  • 89 lines with voltage of 400 kV, total length 5 984 km,
  • 167 lines with voltage of 220 kV, total length 7 971 km,
  • 106 ultra-voltage stations (UV),
  • offshore line 450 kV DC Poland – Sweden, total length 254 km (including 127 km owned by PSE S.A.).


Incidentally, in NES some of the 110 kV lines are also transmission lines. 400 kV grids are considered prospective. In total, the national transmission grid comprises 257 lines with a total length of 14 069 km. NES is connected to the grids of the neighbouring countries, namely:

  • Germany: Krajnik-Vierraden and Mikułowa-Hagenverder – these are two-track 400 kV power lines;
  • Czech Republic: Wielopole-Albrechtice and Wielopole-Nosovice – single 400 kV power lines and Bujaków-Liscovec and Kopanian-Liscovec – single 220 kV power lines;
  • Slovakia: Krosno-Lemesany – two-track 400 kV power line;
  • Ukraine: 220 kV Dorotwór-Zamość power line and 750 kV Rzeszów-Chmielnicka power line (inactive);
  • Belarus: 220 kV Wólka Dobrzyńska-Brześć power line and 220 kV Białystok-Roś power line (inactive);
  • Sweden: offshore DC cable line: +/- 450 kV Słupsk-Starno.

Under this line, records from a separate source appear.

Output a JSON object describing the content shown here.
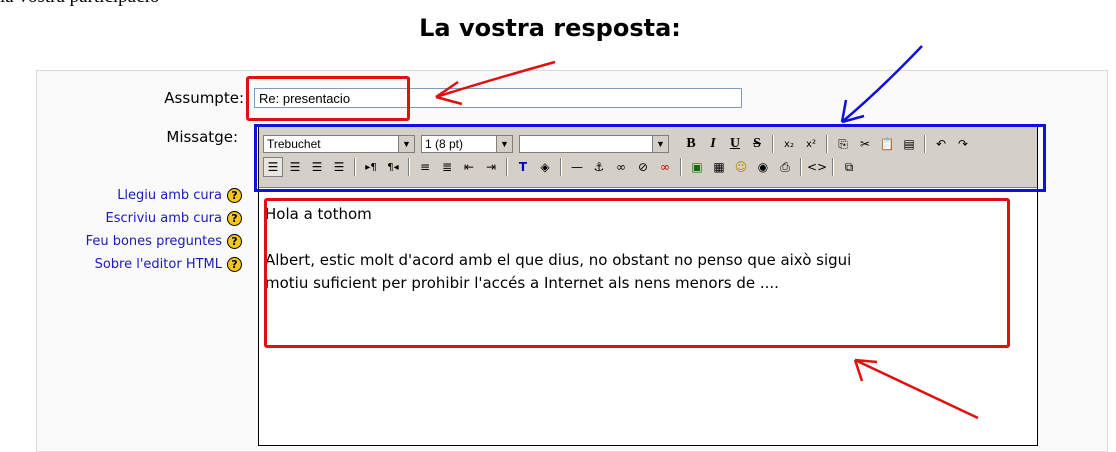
{
  "page": {
    "clipped_text": "la vostra participació",
    "heading": "La vostra resposta:"
  },
  "form": {
    "subject_label": "Assumpte:",
    "subject_value": "Re: presentacio",
    "message_label": "Missatge:"
  },
  "help_links": [
    {
      "label": "Llegiu amb cura",
      "icon": "help-icon"
    },
    {
      "label": "Escriviu amb cura",
      "icon": "help-icon"
    },
    {
      "label": "Feu bones preguntes",
      "icon": "help-icon"
    },
    {
      "label": "Sobre l'editor HTML",
      "icon": "help-icon"
    }
  ],
  "editor": {
    "font_select": "Trebuchet",
    "size_select": "1 (8 pt)",
    "style_select": "",
    "content_line1": "Hola a tothom",
    "content_line2": "Albert, estic molt d'acord amb el que dius, no obstant no penso que això sigui",
    "content_line3": "motiu suficient per prohibir l'accés a Internet als nens menors de ...."
  },
  "toolbar_buttons": {
    "bold": "B",
    "italic": "I",
    "underline": "U",
    "strike": "S",
    "subscript": "x₂",
    "superscript": "x²"
  },
  "annotation_colors": {
    "red": "#e01010",
    "blue": "#1010e0"
  }
}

At the end of 2015 the connection to Lithuania (Ełk-Alytus), consisting of 400 kV overhead power lines on both sides of the direct current transformer station in Alytus (Lithuania), was put into service. In addition, cross-boundary connections exist at the level of the 110 kV distribution grid: one with Germany, four with the Czech Republic and one with Belarus. The construction of a third connection with Germany is planned but the project was postponed until 2030.


Distribution grids are built with the following voltage:

  • high voltage (HV): 110 kV,
  • medium voltage (MV): 30 kV, 20 kV, 15 kV, 10 kV, 6 kV, whereas 30 kV is deemed non-prospective, while 6 kV and 10 kV are used in industrial systems,
  • low voltage (LV): up to 1 kV, usually 230/400 V.


Reliable operation of the technical infrastructure of power grids, ensuring physical performance of contracts concluded between participants of the energy market, is the responsibility of system operators (TSO and DSO). Activities connected with ongoing trading in electricity are carried out by market operators – commercial operators (CO) and commercial and technical operators (CTO).